A to Z List of Cancer Drugs

Use the A to Z list below to find consumer-friendly information about drugs for cancer and conditions related to cancer. The list is in alphabetical order by generic name and brand name. You can also find this information on our pages organized by cancer type and cancer-related condition: Drugs Approved for Different Types of Cancer…

The Genetics of Cancer

Genetic Changes and Cancer Cancer is a genetic disease—that is, cancer is caused by certain changes to genes that control the way our cells function, especially how they grow and divide. Genes carry the instructions to make proteins, which do much of the work in our cells. Certain gene changes can cause cells to evade normal growth controls…

Age and Cancer Risk

Advancing age is the most important risk factor for cancer overall, and for many individual cancer types. According to the most recent statistical data from NCI’s Surveillance, Epidemiology, and End Results program, the median age of a cancer diagnosis is 66 years. This means that half of cancer cases occur in people below this age and…

Diagnosis of Irritable Bowel Syndrome

How do doctors diagnose IBS? To diagnose irritable bowel syndrome (IBS), doctors review your symptoms and medical and family history and perform a physical exam. In some cases, doctors may order tests to rule out other health problems. Review of your symptoms Your doctor will ask about your symptoms and look for a certain pattern…

Managing Costs and Medical Information

People with cancer and their families may face major financial challenges. Cancer treatment can be very expensive, even when you have insurance. And keeping track of tests and treatments, paperwork, bills, and other records can seem overwhelming. For information about the risk of having financial problems during cancer treatment, see the PDQ summary, Financial Toxicity (Financial…

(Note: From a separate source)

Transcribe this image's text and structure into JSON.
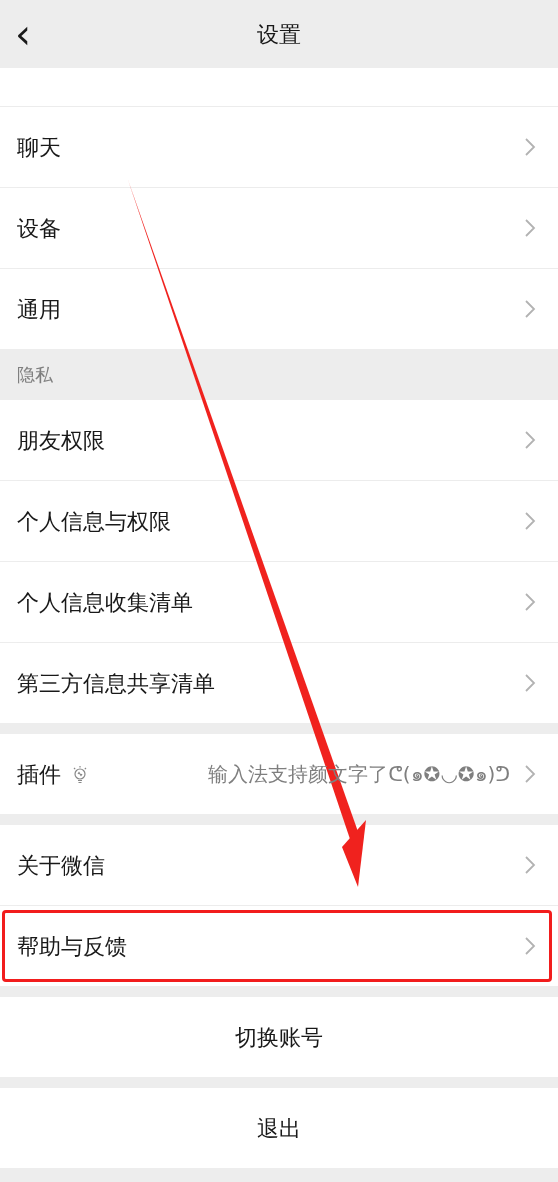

Finding Health Care Services

If you have been diagnosed with cancer, finding a doctor and a treatment facility for your cancer care is an important step to getting the best treatment possible. You will have many things to consider when choosing a doctor. It’s important for you to feel comfortable with the specialist that you choose because you will…

Using Trusted Resources

Health information, whether in print or online, should come from a trusted, credible source. Government agencies, hospitals, universities, and medical journals and books that provide evidence-based information are sources you can trust. Too often, other sources can provide misleading or incorrect information. If a source makes claims that are too good to be true, remember—they…

Access to Experimental Cancer Drugs

An experimental drug is one that has been tested in the lab and with animals and approved for testing in people by the U.S. Food and Drug Administration (FDA). But, it can’t yet be advertised, sold, or prescribed. Experimental drugs may also be called “investigational.” Ways to Access an Experimental Drug Experimental drugs may be…

Cancer Prevention Overview (PDQ®)–Patient Version

What is Prevention? Cancer prevention is action taken to lower the chance of getting cancer. In 2017, more than 1.6 million people will be diagnosed with cancer in the United States. In addition to the physical problems and emotional distress caused by cancer, the high costs of care are also a burden to patients, their families, and to the public. By…

Insulin Resistance & Prediabetes

Insulin resistance and prediabetes occur when your body doesn’t use insulin well. What is insulin? Insulin is a hormone made by the pancreas that helps glucose in your blood enter cells in your muscle, fat, and liver, where it’s used for energy. Glucose comes from the food you eat. The liver also makes glucose in times of need, such as when…